On Thursday, Lou and I got our tattoos at Wooster Social Club in Manhattan.  The same place where NY Ink is taped.  We had a great artist, Eddie, and he was very understanding why these tattoos were so meaningful to Lou and I.  I never thought I would love having a tattoo, even when I decided to get one for Ty I wasn't sure whether or not I would like it.  Turns out, I love it.  LOVE it.  Every time it catches my eye I smile with satisfaction.  A forever reminder of my beautiful Ty, my gratitude to him and to God for having the chance to be his Mommy.  My gratitude for all the amazing people Ty brought into my life, too.  And my gratitude for how he changed me and made me a better person. 




Lou's tattoo is so cool.  He decided to put the number of days that Ty lived right above his collar bone, but he had it written out in a mirror image so that he can read it always.  After all, the tattoo is for him and for Ty above all, so it makes sense that he would be able to read it best.  My handsome husband looks even more handsome with his new ink :) 

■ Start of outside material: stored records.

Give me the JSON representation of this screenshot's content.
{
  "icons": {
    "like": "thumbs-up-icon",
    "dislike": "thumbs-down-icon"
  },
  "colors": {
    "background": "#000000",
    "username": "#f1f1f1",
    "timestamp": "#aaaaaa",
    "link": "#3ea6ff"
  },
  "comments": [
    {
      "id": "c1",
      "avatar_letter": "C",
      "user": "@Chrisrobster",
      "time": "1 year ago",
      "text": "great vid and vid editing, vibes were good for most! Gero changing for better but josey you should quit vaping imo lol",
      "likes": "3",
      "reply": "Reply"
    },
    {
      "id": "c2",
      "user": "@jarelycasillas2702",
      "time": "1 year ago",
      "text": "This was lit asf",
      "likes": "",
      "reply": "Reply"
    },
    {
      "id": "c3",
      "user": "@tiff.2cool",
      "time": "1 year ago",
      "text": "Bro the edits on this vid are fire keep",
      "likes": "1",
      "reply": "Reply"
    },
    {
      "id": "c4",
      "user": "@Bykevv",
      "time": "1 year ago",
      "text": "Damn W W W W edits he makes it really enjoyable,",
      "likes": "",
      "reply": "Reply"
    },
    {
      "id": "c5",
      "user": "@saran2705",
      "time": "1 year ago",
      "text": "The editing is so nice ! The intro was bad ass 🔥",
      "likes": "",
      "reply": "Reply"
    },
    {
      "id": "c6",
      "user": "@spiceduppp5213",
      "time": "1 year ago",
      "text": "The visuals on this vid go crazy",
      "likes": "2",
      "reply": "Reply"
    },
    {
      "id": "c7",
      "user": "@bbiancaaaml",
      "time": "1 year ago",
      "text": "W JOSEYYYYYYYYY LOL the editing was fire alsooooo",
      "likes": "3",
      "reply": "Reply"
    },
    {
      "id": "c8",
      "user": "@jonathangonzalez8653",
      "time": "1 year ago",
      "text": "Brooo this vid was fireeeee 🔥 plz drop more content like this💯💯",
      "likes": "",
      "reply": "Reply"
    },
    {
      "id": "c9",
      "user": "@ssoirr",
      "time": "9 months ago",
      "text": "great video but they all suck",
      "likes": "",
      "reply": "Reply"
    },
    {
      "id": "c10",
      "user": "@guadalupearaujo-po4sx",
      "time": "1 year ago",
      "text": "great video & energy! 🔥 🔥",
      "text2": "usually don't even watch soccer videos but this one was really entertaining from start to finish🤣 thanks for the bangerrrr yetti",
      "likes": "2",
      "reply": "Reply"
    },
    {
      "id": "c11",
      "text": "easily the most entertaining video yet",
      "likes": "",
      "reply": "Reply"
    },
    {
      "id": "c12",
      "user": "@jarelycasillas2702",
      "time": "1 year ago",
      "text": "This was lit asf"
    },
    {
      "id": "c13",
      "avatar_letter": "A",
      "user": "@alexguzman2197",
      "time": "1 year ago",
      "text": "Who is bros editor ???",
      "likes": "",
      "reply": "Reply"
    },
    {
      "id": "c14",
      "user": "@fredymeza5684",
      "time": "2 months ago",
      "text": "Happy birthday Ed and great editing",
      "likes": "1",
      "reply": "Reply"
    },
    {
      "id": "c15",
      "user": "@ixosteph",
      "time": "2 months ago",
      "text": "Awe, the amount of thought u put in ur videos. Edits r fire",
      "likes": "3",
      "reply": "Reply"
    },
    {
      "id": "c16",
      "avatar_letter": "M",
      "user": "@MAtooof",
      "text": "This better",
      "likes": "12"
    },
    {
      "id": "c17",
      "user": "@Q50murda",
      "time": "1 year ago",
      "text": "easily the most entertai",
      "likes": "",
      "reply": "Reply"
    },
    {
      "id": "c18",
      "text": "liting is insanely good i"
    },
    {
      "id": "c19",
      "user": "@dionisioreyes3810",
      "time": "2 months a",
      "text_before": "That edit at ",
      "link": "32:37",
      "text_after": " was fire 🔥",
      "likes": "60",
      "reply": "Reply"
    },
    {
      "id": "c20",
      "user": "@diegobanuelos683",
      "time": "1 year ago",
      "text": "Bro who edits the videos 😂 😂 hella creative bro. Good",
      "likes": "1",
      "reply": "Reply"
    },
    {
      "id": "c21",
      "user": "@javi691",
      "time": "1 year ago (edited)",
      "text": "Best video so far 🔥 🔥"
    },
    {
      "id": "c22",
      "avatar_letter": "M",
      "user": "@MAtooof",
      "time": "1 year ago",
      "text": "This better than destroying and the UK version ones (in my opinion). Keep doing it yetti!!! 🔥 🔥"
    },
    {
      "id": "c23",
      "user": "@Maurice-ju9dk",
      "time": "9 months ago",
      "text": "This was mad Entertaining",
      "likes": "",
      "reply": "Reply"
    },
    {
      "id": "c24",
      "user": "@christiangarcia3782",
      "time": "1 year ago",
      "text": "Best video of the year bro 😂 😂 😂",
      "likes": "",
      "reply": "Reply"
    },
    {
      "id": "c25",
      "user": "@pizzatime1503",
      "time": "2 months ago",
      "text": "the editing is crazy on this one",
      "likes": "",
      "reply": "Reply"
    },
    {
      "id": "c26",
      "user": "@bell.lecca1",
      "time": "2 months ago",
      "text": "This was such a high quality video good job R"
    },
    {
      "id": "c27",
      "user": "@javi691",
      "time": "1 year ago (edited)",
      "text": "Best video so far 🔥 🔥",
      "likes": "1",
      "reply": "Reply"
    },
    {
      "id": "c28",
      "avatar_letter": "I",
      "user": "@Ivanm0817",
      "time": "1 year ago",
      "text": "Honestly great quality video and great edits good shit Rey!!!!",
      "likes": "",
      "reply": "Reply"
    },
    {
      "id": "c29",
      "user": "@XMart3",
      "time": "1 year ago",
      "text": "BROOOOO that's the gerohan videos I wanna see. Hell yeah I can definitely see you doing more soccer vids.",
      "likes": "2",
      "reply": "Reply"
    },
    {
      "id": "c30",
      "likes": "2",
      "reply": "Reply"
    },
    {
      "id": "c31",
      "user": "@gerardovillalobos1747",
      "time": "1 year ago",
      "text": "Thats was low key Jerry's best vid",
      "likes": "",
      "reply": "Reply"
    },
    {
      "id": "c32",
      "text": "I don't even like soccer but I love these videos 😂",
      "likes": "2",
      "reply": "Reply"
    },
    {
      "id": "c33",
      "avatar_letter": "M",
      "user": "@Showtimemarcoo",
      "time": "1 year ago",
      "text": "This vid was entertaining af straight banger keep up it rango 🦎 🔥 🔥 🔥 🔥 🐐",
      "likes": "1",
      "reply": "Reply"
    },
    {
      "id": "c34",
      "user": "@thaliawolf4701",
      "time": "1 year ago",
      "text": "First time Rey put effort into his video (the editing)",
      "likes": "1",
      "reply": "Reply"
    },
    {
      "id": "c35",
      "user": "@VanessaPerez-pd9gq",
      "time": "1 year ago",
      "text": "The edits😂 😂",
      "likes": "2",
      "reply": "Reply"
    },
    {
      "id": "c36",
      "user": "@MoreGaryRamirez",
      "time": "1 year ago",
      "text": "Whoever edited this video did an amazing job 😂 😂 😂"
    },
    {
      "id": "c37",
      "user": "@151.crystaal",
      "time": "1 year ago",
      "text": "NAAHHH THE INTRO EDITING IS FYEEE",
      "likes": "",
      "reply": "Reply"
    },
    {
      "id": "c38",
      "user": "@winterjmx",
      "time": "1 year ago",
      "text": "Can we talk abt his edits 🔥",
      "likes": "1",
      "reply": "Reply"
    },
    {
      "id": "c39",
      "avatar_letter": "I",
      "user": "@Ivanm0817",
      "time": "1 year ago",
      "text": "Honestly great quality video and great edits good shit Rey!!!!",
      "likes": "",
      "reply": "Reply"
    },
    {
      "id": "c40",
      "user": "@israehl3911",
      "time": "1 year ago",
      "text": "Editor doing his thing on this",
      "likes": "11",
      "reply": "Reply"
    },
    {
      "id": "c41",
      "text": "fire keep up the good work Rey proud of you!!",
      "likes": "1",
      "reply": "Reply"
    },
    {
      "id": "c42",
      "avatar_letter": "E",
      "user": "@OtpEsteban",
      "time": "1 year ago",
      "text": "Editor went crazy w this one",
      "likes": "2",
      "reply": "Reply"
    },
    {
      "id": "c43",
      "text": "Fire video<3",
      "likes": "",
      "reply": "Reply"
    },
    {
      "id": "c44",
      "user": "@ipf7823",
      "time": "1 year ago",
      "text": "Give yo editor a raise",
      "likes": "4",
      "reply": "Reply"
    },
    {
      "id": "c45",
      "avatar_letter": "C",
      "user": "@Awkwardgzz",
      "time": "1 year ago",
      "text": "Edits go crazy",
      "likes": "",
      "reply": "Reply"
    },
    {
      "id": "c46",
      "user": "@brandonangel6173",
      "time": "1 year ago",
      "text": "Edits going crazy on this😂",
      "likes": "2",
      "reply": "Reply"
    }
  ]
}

looking in the mirror
 After spending the day in the city, we headed down to Long Beach.  The following day we had to meet with the artist to put some final touches on Ty's statue, so Gavin slept at Nana's while Lou and I spent the night in our old hometown.  It was late and dark by the time we got there, so of course the playground was closed.  We climbed the fence, regardless, because we needed to be with Ty.  We hugged his cold, bronze statue, kissed him on the lips, talked to him, brushed the sand off him, etc.  Thank you to whoever left the flowers with him.  There were two different arrangements, and it made me so happy to know he is being taken care of when we are not around. 

There's no where else we wanted to be other than that park.  I can't tell you how wonderful it is to have such a special place to go and "see him."  I truly feel like I'm visiting with Ty.  It doesn't make it hurt any less, but the experience is as bittersweet as it is beautiful every time.  Lou and I went out to dinner afterward, we drank too much, then we spent the wee hours of the night holding hands down by the ocean.  Surprisingly, we didn't cry while we were on the beach.  We smiled and looked out at the incredible ocean and thought "how can anyone question whether there is a God when we live with such beauty."  I look out on that horizon with nothing but confidence that Ty is out there.  Of course I have my dark moments, but I never doubt that I will see Ty again.  The hardest part is imagining how long I'll have to wait.  If I miss him this much after one year, how can I possibly wait decades upon decades?  It just seems too impossible to imagine. 

I received a message the other day that reminded me of the quote "the days are long but the years are short."  It is such an appropriate statement when relating to how our children grow so fast, but it is also such an incredibly relevant statement to this entire grieving process.  I can't help but nod in agreement with how very true it is. 

One year down.  One year closer to seeing my best good boy again.  XOXO.